Work instruction:
Every entry here should be copied exactly.

Source material:
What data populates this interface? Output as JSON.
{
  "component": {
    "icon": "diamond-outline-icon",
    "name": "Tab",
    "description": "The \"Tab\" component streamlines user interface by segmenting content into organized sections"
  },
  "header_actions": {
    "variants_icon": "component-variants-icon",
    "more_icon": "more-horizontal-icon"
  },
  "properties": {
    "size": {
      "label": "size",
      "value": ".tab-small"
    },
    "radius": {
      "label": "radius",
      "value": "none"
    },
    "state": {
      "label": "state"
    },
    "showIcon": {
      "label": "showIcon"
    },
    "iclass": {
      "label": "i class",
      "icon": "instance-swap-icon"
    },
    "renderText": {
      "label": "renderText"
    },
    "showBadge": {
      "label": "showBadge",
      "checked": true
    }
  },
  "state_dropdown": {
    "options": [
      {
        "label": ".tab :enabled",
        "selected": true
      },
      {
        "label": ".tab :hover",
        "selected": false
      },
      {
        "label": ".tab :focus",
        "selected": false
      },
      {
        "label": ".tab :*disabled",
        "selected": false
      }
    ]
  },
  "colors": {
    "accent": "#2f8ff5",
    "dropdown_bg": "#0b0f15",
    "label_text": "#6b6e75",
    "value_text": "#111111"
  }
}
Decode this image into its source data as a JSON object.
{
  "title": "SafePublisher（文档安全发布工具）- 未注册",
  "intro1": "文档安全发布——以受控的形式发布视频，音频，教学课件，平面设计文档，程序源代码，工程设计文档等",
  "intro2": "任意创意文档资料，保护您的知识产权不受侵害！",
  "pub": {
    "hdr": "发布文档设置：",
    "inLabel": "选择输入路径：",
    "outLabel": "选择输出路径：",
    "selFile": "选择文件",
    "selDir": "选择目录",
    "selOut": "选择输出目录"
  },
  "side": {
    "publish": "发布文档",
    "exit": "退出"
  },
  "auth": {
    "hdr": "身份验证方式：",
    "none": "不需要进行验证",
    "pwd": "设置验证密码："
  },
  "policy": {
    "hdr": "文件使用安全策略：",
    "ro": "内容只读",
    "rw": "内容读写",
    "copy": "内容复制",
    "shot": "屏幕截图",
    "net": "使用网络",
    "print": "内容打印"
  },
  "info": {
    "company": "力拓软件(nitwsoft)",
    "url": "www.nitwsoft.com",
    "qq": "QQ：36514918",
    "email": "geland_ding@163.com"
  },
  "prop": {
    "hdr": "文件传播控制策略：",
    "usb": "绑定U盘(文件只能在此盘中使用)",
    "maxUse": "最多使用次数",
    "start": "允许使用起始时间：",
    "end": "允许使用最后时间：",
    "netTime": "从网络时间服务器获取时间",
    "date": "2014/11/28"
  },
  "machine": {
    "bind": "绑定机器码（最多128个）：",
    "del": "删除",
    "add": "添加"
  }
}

Result for this exercise:
What data populates this interface? Output as JSON.
{
  "component": {
    "icon": "diamond-outline-icon",
    "name": "Tab",
    "description": "The \"Tab\" component streamlines user interface by segmenting content into organized sections"
  },
  "header_actions": {
    "variants_icon": "component-variants-icon",
    "more_icon": "more-horizontal-icon"
  },
  "properties": {
    "size": {
      "label": "size",
      "value": ".tab-small"
    },
    "radius": {
      "label": "radius",
      "value": "none"
    },
    "state": {
      "label": "state"
    },
    "showIcon": {
      "label": "showIcon"
    },
    "iclass": {
      "label": "i class",
      "icon": "instance-swap-icon"
    },
    "renderText": {
      "label": "renderText"
    },
    "showBadge": {
      "label": "showBadge",
      "checked": true
    }
  },
  "state_dropdown": {
    "options": [
      {
        "label": ".tab :enabled",
        "selected": true
      },
      {
        "label": ".tab :hover",
        "selected": false
      },
      {
        "label": ".tab :focus",
        "selected": false
      },
      {
        "label": ".tab :*disabled",
        "selected": false
      }
    ]
  },
  "colors": {
    "accent": "#2f8ff5",
    "dropdown_bg": "#0b0f15",
    "label_text": "#6b6e75",
    "value_text": "#111111"
  }
}
Decode this image into its source data as a JSON object.
{
  "title": "SafePublisher（文档安全发布工具）- 未注册",
  "intro1": "文档安全发布——以受控的形式发布视频，音频，教学课件，平面设计文档，程序源代码，工程设计文档等",
  "intro2": "任意创意文档资料，保护您的知识产权不受侵害！",
  "pub": {
    "hdr": "发布文档设置：",
    "inLabel": "选择输入路径：",
    "outLabel": "选择输出路径：",
    "selFile": "选择文件",
    "selDir": "选择目录",
    "selOut": "选择输出目录"
  },
  "side": {
    "publish": "发布文档",
    "exit": "退出"
  },
  "auth": {
    "hdr": "身份验证方式：",
    "none": "不需要进行验证",
    "pwd": "设置验证密码："
  },
  "policy": {
    "hdr": "文件使用安全策略：",
    "ro": "内容只读",
    "rw": "内容读写",
    "copy": "内容复制",
    "shot": "屏幕截图",
    "net": "使用网络",
    "print": "内容打印"
  },
  "info": {
    "company": "力拓软件(nitwsoft)",
    "url": "www.nitwsoft.com",
    "qq": "QQ：36514918",
    "email": "geland_ding@163.com"
  },
  "prop": {
    "hdr": "文件传播控制策略：",
    "usb": "绑定U盘(文件只能在此盘中使用)",
    "maxUse": "最多使用次数",
    "start": "允许使用起始时间：",
    "end": "允许使用最后时间：",
    "netTime": "从网络时间服务器获取时间",
    "date": "2014/11/28"
  },
  "machine": {
    "bind": "绑定机器码（最多128个）：",
    "del": "删除",
    "add": "添加"
  }
}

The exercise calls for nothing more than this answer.